Task requirements — Search the entries below for "Masaüstü", and copy each line where it appears.

*** Data to use ***

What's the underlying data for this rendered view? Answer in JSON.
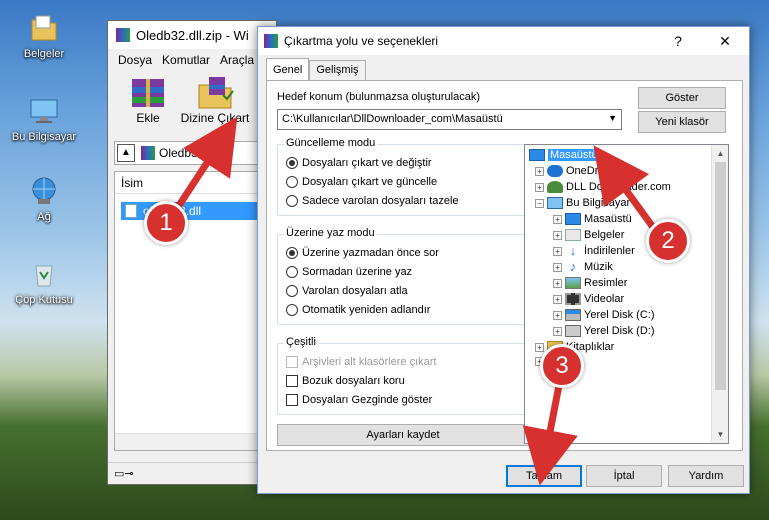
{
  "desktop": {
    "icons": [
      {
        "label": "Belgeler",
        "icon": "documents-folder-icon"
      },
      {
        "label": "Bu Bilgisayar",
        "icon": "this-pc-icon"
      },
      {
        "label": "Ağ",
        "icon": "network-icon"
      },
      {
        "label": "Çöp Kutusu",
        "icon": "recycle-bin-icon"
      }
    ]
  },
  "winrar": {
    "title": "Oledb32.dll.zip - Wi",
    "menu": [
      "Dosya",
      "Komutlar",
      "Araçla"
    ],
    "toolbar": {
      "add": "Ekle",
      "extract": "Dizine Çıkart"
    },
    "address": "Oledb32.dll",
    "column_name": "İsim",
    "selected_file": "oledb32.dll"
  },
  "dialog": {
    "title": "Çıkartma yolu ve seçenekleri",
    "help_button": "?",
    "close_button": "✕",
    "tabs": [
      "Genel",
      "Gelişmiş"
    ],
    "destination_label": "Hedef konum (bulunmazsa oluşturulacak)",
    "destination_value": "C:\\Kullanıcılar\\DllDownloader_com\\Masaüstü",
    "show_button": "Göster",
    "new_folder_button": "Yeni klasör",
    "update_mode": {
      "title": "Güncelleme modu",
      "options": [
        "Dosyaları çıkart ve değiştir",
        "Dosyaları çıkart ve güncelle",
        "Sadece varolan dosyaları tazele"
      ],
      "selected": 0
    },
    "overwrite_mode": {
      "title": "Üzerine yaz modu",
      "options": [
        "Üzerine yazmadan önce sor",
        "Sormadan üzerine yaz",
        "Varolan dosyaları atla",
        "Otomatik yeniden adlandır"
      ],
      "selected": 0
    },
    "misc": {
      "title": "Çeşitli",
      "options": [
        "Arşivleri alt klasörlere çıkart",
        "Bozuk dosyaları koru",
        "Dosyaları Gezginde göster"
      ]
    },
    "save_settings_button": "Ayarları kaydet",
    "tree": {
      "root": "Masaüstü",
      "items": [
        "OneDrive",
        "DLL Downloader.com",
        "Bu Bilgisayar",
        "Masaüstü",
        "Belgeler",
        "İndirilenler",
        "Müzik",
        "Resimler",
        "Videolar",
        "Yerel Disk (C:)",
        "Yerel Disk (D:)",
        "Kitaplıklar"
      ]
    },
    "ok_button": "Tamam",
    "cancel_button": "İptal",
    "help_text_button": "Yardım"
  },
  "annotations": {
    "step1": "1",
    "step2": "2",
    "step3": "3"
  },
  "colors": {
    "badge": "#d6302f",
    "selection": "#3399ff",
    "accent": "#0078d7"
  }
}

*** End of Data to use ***
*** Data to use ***

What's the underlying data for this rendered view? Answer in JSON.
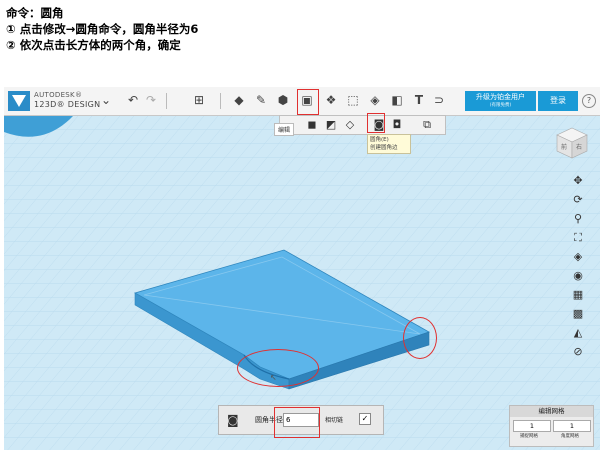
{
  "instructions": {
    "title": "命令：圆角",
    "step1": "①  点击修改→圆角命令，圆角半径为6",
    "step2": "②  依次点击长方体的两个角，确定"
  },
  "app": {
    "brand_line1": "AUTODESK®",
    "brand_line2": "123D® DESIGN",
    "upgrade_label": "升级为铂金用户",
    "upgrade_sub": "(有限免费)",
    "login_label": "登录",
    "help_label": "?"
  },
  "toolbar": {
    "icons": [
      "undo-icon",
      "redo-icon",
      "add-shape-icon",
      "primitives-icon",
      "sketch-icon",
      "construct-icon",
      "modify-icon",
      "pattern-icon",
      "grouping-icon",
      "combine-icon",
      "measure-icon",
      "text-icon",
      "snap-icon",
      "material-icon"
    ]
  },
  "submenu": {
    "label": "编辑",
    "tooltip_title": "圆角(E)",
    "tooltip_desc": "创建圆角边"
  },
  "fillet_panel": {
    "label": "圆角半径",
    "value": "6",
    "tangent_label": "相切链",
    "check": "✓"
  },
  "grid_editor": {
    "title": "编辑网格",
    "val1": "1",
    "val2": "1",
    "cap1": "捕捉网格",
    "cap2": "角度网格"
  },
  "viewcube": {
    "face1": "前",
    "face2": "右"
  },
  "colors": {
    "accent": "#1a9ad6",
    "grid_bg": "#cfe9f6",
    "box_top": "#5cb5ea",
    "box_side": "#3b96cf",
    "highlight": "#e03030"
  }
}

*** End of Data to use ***

Written response —
    "destination_value": "C:\\Kullanıcılar\\DllDownloader_com\\Masaüstü",
      "root": "Masaüstü",
        "Masaüstü",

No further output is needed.